Investors, however, might not think they need a new answer to a question addressed by the Dow Jones industrial average, the Standard & Poor's 500, the Nasdaq composite, the Russell 2000 and myriad other stock indexes.
Still, Lenexa-based Bats Exchange launched its Bats 1000 stock index in July as its own daily read on Wall Street's ups and downs.
"It's an awareness issue of the fact that Bats is an exchange, that we are in this space and that we have an opinion about how the markets are doing," said Bats CEO Joe Ratterman.
The Bats Exchange is an industry upstart that has grabbed about 11 percent of the daily trading volume in U.S. stocks listed on the New York Stock Exchange and Nasdaq.
The Bats stock index seeks a familiar read on Wall Street's trend but from a different direction. One key difference in indexes is the list of companies each follows.
The popular Dow Jones tracks the stocks of only 30 large industrial companies that are deemed to be blue-chip players in their key industries. The Russell 2000 tracks that many small- to midsize companies' stocks.
Ratterman likens his Bats 1000 to a broader market sample than the S&P 500, with double the field.
"The one I personally most identify with when I'm trying to figure out how the market did today is the S&P 500, and I thought still that's maybe not quite representative enough," he said.
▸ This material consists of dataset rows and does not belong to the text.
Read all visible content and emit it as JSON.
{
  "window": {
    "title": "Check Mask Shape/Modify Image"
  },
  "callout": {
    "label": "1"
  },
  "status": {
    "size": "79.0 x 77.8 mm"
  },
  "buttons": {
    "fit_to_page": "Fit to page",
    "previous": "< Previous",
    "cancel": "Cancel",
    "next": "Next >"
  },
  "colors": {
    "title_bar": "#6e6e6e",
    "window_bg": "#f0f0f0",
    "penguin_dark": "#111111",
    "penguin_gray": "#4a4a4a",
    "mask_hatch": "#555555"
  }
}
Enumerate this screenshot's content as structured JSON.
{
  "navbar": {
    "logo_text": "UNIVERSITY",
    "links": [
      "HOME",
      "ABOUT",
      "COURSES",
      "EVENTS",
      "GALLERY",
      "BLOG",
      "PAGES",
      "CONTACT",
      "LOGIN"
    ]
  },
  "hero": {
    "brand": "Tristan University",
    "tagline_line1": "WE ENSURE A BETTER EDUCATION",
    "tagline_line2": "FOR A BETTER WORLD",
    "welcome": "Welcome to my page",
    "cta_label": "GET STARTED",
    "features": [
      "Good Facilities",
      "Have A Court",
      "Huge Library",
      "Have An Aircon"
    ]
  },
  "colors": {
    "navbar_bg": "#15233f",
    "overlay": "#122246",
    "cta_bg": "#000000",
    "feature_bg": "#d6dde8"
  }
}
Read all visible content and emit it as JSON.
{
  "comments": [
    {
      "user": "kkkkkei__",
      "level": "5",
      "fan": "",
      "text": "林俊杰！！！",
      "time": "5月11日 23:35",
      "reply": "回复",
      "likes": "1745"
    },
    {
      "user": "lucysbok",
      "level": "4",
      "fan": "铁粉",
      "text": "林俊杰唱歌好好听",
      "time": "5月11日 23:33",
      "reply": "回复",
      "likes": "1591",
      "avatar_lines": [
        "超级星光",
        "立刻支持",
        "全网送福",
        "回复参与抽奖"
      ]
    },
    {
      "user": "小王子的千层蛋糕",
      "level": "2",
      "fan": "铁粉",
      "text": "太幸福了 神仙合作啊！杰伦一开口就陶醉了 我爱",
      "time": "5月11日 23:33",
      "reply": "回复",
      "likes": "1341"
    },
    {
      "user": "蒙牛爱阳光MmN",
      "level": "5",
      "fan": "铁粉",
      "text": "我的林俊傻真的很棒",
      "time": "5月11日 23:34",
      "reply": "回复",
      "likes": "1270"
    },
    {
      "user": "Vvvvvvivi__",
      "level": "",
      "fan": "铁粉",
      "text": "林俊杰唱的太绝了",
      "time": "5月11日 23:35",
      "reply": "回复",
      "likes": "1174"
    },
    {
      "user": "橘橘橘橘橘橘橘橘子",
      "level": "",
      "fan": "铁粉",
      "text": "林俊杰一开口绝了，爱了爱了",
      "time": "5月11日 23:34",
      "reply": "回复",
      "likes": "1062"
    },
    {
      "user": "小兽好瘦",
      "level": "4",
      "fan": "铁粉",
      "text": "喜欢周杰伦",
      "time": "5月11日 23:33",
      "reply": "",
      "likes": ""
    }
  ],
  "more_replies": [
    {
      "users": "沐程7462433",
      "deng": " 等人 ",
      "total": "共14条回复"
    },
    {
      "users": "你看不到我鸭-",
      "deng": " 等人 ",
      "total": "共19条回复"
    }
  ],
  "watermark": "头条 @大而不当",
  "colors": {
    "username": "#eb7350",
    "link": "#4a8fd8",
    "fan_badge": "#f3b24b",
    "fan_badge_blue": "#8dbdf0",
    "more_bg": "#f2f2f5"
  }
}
The Bats index shakes things up in other ways, such as assigning companies to its own version of the 10 sectors of the economy.
It divides companies that do business with consumers, for example, between consumer goods and consumer services. Traditionally, analysts look at these stocks as either consumer cyclical stocks that rise and fall with the economy, such as electronics retailer Best Buy, and consumer staples companies that don't, such as diapers and toothpaste maker Procter & Gamble.
Each of Bats' 10 sectors contains stocks of 100 companies, building out the Bats 1000 index.
Here's one more key difference: On July 1, when Bats officially started calculating the index, it gave each of the 10 sectors an equal weight in deciding the value of the index.
Sandip Bhagat wondered why.
Bhagat is a principal at the Vanguard Group, a leader among stock index mutual funds. Vanguard prefers indexes that weight companies' importance in an index to the market value of all its shares. Let the market decide the relative importance of each, the reasoning goes.
For example, Bhagat said the value of technology stocks currently accounts for nearly 17 percent of the market. Bats, on the other hand, set its technology sector at 10 percent of its index, even after including telecommunications stocks that traditionally get their own sector.
"This decision to be 7 percent below the market weight in technology... what is driving that decision?" Bhagat said.
Ratterman said that by giving each sector equal weight he hopes to devise a "more rounded" answer to the question of how the market does each day.
Using companies' total market values can give larger companies too much influence. That's exactly the situation many cited when a few technology stocks helped drive the Nasdaq to record levels in 1999 — until the bubble burst.
So far, the Bats 1000 tracks fairly closely with both the Dow and S&P 500.
But few are watching at this point, and Ratterman wants to see the index run for a couple of years before pushing for mutual funds or exchange-traded funds based on the Bats 1000.